Down to the final line, write out the material beneath exactly, without pictures.

• **DATA RECORDS**:
--
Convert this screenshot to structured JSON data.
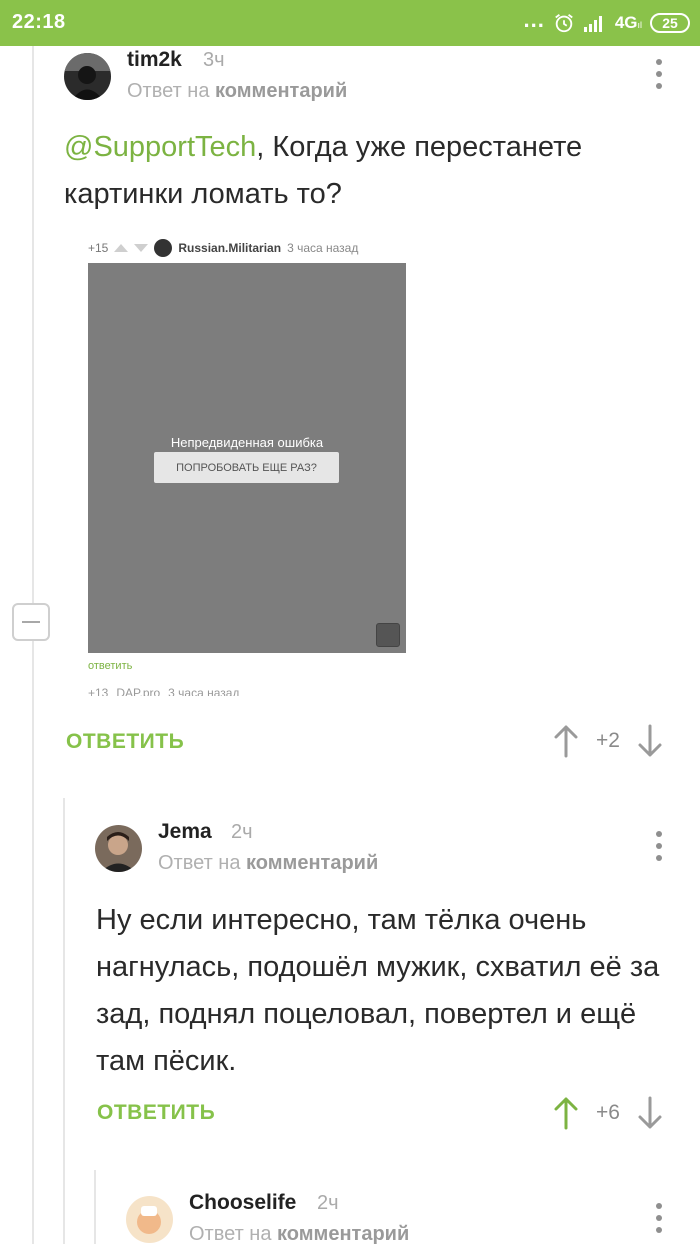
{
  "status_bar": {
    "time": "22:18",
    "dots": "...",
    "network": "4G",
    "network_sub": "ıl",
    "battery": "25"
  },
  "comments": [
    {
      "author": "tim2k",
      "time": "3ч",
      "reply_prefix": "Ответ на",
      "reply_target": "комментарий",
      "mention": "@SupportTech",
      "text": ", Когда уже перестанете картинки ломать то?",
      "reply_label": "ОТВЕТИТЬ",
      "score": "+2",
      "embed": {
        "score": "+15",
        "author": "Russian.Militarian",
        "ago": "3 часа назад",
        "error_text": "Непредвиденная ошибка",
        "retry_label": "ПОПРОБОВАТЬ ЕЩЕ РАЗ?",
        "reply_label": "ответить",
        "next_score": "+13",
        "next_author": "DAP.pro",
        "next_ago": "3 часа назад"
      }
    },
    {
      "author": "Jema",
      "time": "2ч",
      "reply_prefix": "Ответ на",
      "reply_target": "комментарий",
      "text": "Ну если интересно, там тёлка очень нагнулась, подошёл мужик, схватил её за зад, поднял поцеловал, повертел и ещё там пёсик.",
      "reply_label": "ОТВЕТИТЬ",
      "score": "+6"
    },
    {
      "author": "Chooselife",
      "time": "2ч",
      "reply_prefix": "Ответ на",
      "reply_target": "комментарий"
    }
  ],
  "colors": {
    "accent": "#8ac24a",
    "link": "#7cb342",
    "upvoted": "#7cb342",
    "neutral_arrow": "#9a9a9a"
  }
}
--
• **REPLY**:
Convert this screenshot to structured JSON data.
{
  "status_bar": {
    "time": "22:18",
    "dots": "...",
    "network": "4G",
    "network_sub": "ıl",
    "battery": "25"
  },
  "comments": [
    {
      "author": "tim2k",
      "time": "3ч",
      "reply_prefix": "Ответ на",
      "reply_target": "комментарий",
      "mention": "@SupportTech",
      "text": ", Когда уже перестанете картинки ломать то?",
      "reply_label": "ОТВЕТИТЬ",
      "score": "+2",
      "embed": {
        "score": "+15",
        "author": "Russian.Militarian",
        "ago": "3 часа назад",
        "error_text": "Непредвиденная ошибка",
        "retry_label": "ПОПРОБОВАТЬ ЕЩЕ РАЗ?",
        "reply_label": "ответить",
        "next_score": "+13",
        "next_author": "DAP.pro",
        "next_ago": "3 часа назад"
      }
    },
    {
      "author": "Jema",
      "time": "2ч",
      "reply_prefix": "Ответ на",
      "reply_target": "комментарий",
      "text": "Ну если интересно, там тёлка очень нагнулась, подошёл мужик, схватил её за зад, поднял поцеловал, повертел и ещё там пёсик.",
      "reply_label": "ОТВЕТИТЬ",
      "score": "+6"
    },
    {
      "author": "Chooselife",
      "time": "2ч",
      "reply_prefix": "Ответ на",
      "reply_target": "комментарий"
    }
  ],
  "colors": {
    "accent": "#8ac24a",
    "link": "#7cb342",
    "upvoted": "#7cb342",
    "neutral_arrow": "#9a9a9a"
  }
}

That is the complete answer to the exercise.